- [PROVIDED MATERIAL]
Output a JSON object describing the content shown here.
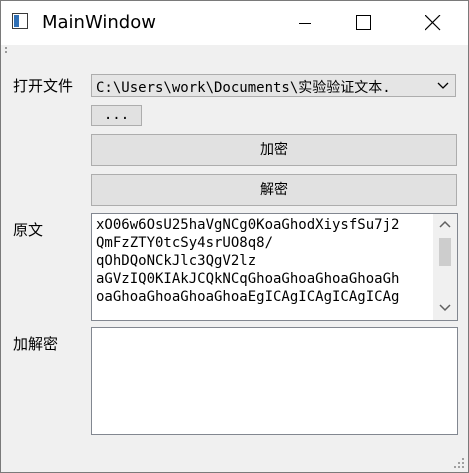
{
  "window": {
    "title": "MainWindow"
  },
  "form": {
    "open_file_label": "打开文件",
    "file_path": "C:\\Users\\work\\Documents\\实验验证文本.",
    "browse_label": "...",
    "encrypt_label": "加密",
    "decrypt_label": "解密",
    "original_label": "原文",
    "original_text": "xO06w6OsU25haVgNCg0KoaGhodXiysfSu7j2\nQmFzZTY0tcSy4srUO8q8/\nqOhDQoNCkJlc3QgV2lz\naGVzIQ0KIAkJCQkNCqGhoaGhoaGhoaGhoaGh\noaGhoaGhoaGhoaGhoaEgICAgICAgICAgICAg",
    "crypt_label": "加解密",
    "crypt_text": ""
  },
  "icons": {
    "app": "app-window-icon",
    "minimize": "minimize-icon",
    "maximize": "maximize-icon",
    "close": "close-icon",
    "dropdown": "chevron-down-icon",
    "scroll_up": "scroll-up-arrow-icon",
    "scroll_down": "scroll-down-arrow-icon"
  }
}
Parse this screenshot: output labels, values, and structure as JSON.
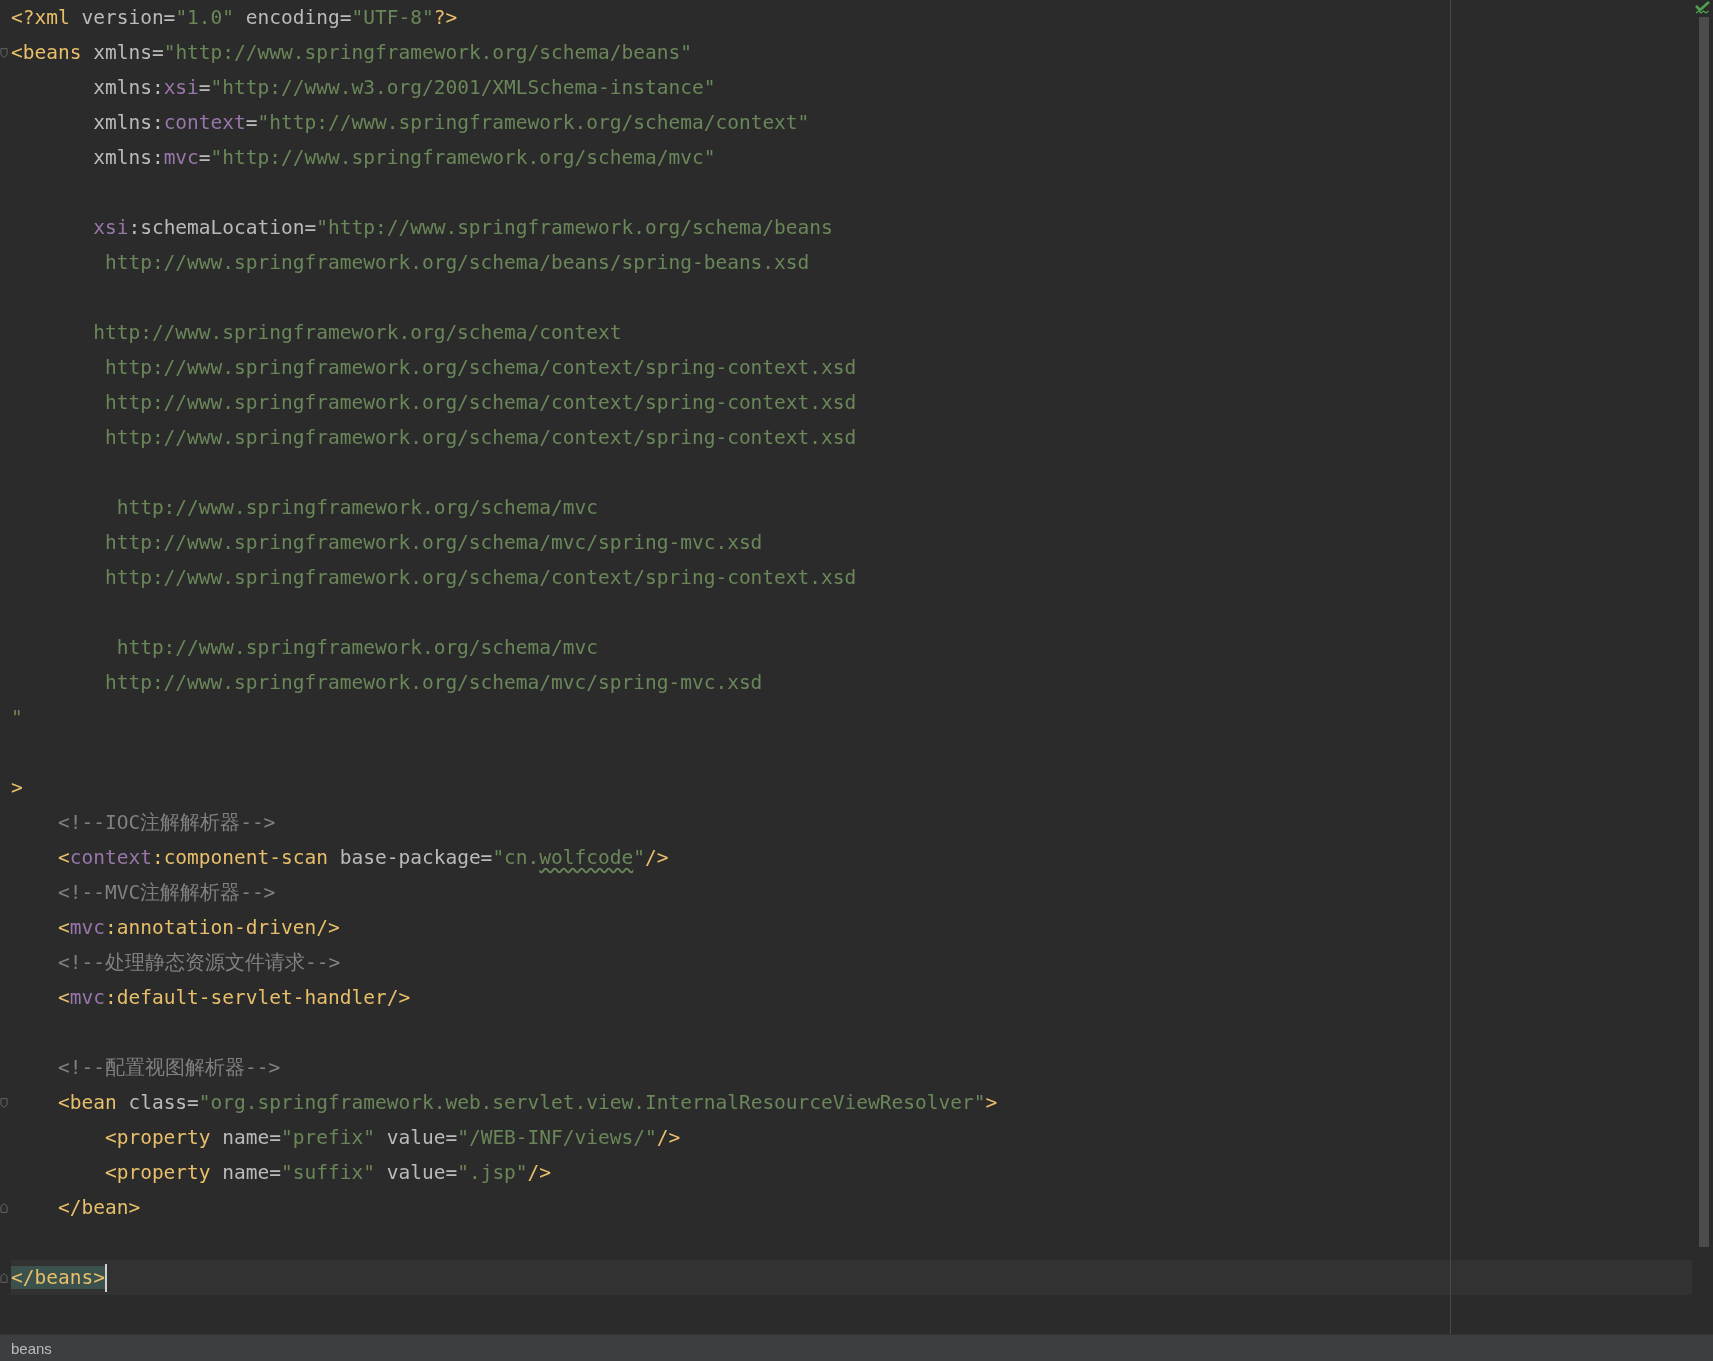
{
  "editor": {
    "lines": [
      {
        "kind": "plain",
        "current": false,
        "tokens": [
          {
            "kind": "tag",
            "text": "<?xml"
          },
          {
            "kind": "attr",
            "text": " version="
          },
          {
            "kind": "value",
            "text": "\"1.0\""
          },
          {
            "kind": "attr",
            "text": " encoding="
          },
          {
            "kind": "value",
            "text": "\"UTF-8\""
          },
          {
            "kind": "tag",
            "text": "?>"
          }
        ]
      },
      {
        "kind": "fold-start",
        "current": false,
        "tokens": [
          {
            "kind": "tag",
            "text": "<beans"
          },
          {
            "kind": "attr",
            "text": " xmlns="
          },
          {
            "kind": "value",
            "text": "\"http://www.springframework.org/schema/beans\""
          }
        ]
      },
      {
        "kind": "plain",
        "current": false,
        "tokens": [
          {
            "kind": "attr",
            "text": "       xmlns:"
          },
          {
            "kind": "ns",
            "text": "xsi"
          },
          {
            "kind": "attr",
            "text": "="
          },
          {
            "kind": "value",
            "text": "\"http://www.w3.org/2001/XMLSchema-instance\""
          }
        ]
      },
      {
        "kind": "plain",
        "current": false,
        "tokens": [
          {
            "kind": "attr",
            "text": "       xmlns:"
          },
          {
            "kind": "ns",
            "text": "context"
          },
          {
            "kind": "attr",
            "text": "="
          },
          {
            "kind": "value",
            "text": "\"http://www.springframework.org/schema/context\""
          }
        ]
      },
      {
        "kind": "plain",
        "current": false,
        "tokens": [
          {
            "kind": "attr",
            "text": "       xmlns:"
          },
          {
            "kind": "ns",
            "text": "mvc"
          },
          {
            "kind": "attr",
            "text": "="
          },
          {
            "kind": "value",
            "text": "\"http://www.springframework.org/schema/mvc\""
          }
        ]
      },
      {
        "kind": "plain",
        "current": false
      },
      {
        "kind": "plain",
        "current": false,
        "tokens": [
          {
            "kind": "ns",
            "text": "       xsi"
          },
          {
            "kind": "attr",
            "text": ":schemaLocation="
          },
          {
            "kind": "value",
            "text": "\"http://www.springframework.org/schema/beans"
          }
        ]
      },
      {
        "kind": "plain",
        "current": false,
        "tokens": [
          {
            "kind": "value",
            "text": "        http://www.springframework.org/schema/beans/spring-beans.xsd"
          }
        ]
      },
      {
        "kind": "plain",
        "current": false
      },
      {
        "kind": "plain",
        "current": false,
        "tokens": [
          {
            "kind": "value",
            "text": "       http://www.springframework.org/schema/context"
          }
        ]
      },
      {
        "kind": "plain",
        "current": false,
        "tokens": [
          {
            "kind": "value",
            "text": "        http://www.springframework.org/schema/context/spring-context.xsd"
          }
        ]
      },
      {
        "kind": "plain",
        "current": false,
        "tokens": [
          {
            "kind": "value",
            "text": "        http://www.springframework.org/schema/context/spring-context.xsd"
          }
        ]
      },
      {
        "kind": "plain",
        "current": false,
        "tokens": [
          {
            "kind": "value",
            "text": "        http://www.springframework.org/schema/context/spring-context.xsd"
          }
        ]
      },
      {
        "kind": "plain",
        "current": false
      },
      {
        "kind": "plain",
        "current": false,
        "tokens": [
          {
            "kind": "value",
            "text": "         http://www.springframework.org/schema/mvc"
          }
        ]
      },
      {
        "kind": "plain",
        "current": false,
        "tokens": [
          {
            "kind": "value",
            "text": "        http://www.springframework.org/schema/mvc/spring-mvc.xsd"
          }
        ]
      },
      {
        "kind": "plain",
        "current": false,
        "tokens": [
          {
            "kind": "value",
            "text": "        http://www.springframework.org/schema/context/spring-context.xsd"
          }
        ]
      },
      {
        "kind": "plain",
        "current": false
      },
      {
        "kind": "plain",
        "current": false,
        "tokens": [
          {
            "kind": "value",
            "text": "         http://www.springframework.org/schema/mvc"
          }
        ]
      },
      {
        "kind": "plain",
        "current": false,
        "tokens": [
          {
            "kind": "value",
            "text": "        http://www.springframework.org/schema/mvc/spring-mvc.xsd"
          }
        ]
      },
      {
        "kind": "plain",
        "current": false,
        "tokens": [
          {
            "kind": "value",
            "text": "\""
          }
        ]
      },
      {
        "kind": "plain",
        "current": false
      },
      {
        "kind": "plain",
        "current": false,
        "tokens": [
          {
            "kind": "tag",
            "text": ">"
          }
        ]
      },
      {
        "kind": "plain",
        "current": false,
        "tokens": [
          {
            "kind": "comment",
            "text": "    <!--IOC注解解析器-->"
          }
        ]
      },
      {
        "kind": "plain",
        "current": false,
        "tokens": [
          {
            "kind": "tag",
            "text": "    <"
          },
          {
            "kind": "ns",
            "text": "context"
          },
          {
            "kind": "tag",
            "text": ":component-scan"
          },
          {
            "kind": "attr",
            "text": " base-package="
          },
          {
            "kind": "value",
            "text": "\"cn."
          },
          {
            "kind": "typo",
            "text": "wolfcode"
          },
          {
            "kind": "value",
            "text": "\""
          },
          {
            "kind": "tag",
            "text": "/>"
          }
        ]
      },
      {
        "kind": "plain",
        "current": false,
        "tokens": [
          {
            "kind": "comment",
            "text": "    <!--MVC注解解析器-->"
          }
        ]
      },
      {
        "kind": "plain",
        "current": false,
        "tokens": [
          {
            "kind": "tag",
            "text": "    <"
          },
          {
            "kind": "ns",
            "text": "mvc"
          },
          {
            "kind": "tag",
            "text": ":annotation-driven/>"
          }
        ]
      },
      {
        "kind": "plain",
        "current": false,
        "tokens": [
          {
            "kind": "comment",
            "text": "    <!--处理静态资源文件请求-->"
          }
        ]
      },
      {
        "kind": "plain",
        "current": false,
        "tokens": [
          {
            "kind": "tag",
            "text": "    <"
          },
          {
            "kind": "ns",
            "text": "mvc"
          },
          {
            "kind": "tag",
            "text": ":default-servlet-handler/>"
          }
        ]
      },
      {
        "kind": "plain",
        "current": false
      },
      {
        "kind": "plain",
        "current": false,
        "tokens": [
          {
            "kind": "comment",
            "text": "    <!--配置视图解析器-->"
          }
        ]
      },
      {
        "kind": "fold-start",
        "current": false,
        "tokens": [
          {
            "kind": "tag",
            "text": "    <bean"
          },
          {
            "kind": "attr",
            "text": " class="
          },
          {
            "kind": "value",
            "text": "\"org.springframework.web.servlet.view.InternalResourceViewResolver\""
          },
          {
            "kind": "tag",
            "text": ">"
          }
        ]
      },
      {
        "kind": "plain",
        "current": false,
        "tokens": [
          {
            "kind": "tag",
            "text": "        <property"
          },
          {
            "kind": "attr",
            "text": " name="
          },
          {
            "kind": "value",
            "text": "\"prefix\""
          },
          {
            "kind": "attr",
            "text": " value="
          },
          {
            "kind": "value",
            "text": "\"/WEB-INF/views/\""
          },
          {
            "kind": "tag",
            "text": "/>"
          }
        ]
      },
      {
        "kind": "plain",
        "current": false,
        "tokens": [
          {
            "kind": "tag",
            "text": "        <property"
          },
          {
            "kind": "attr",
            "text": " name="
          },
          {
            "kind": "value",
            "text": "\"suffix\""
          },
          {
            "kind": "attr",
            "text": " value="
          },
          {
            "kind": "value",
            "text": "\".jsp\""
          },
          {
            "kind": "tag",
            "text": "/>"
          }
        ]
      },
      {
        "kind": "fold-end",
        "current": false,
        "tokens": [
          {
            "kind": "tag",
            "text": "    </bean>"
          }
        ]
      },
      {
        "kind": "plain",
        "current": false
      },
      {
        "kind": "fold-end",
        "current": true,
        "tokens": [
          {
            "kind": "match",
            "text": "</beans>"
          }
        ]
      }
    ]
  },
  "status_bar": {
    "breadcrumb": "beans"
  }
}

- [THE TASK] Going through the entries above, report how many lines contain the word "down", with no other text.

- [RESPONSE TO THIS EXERCISE] 2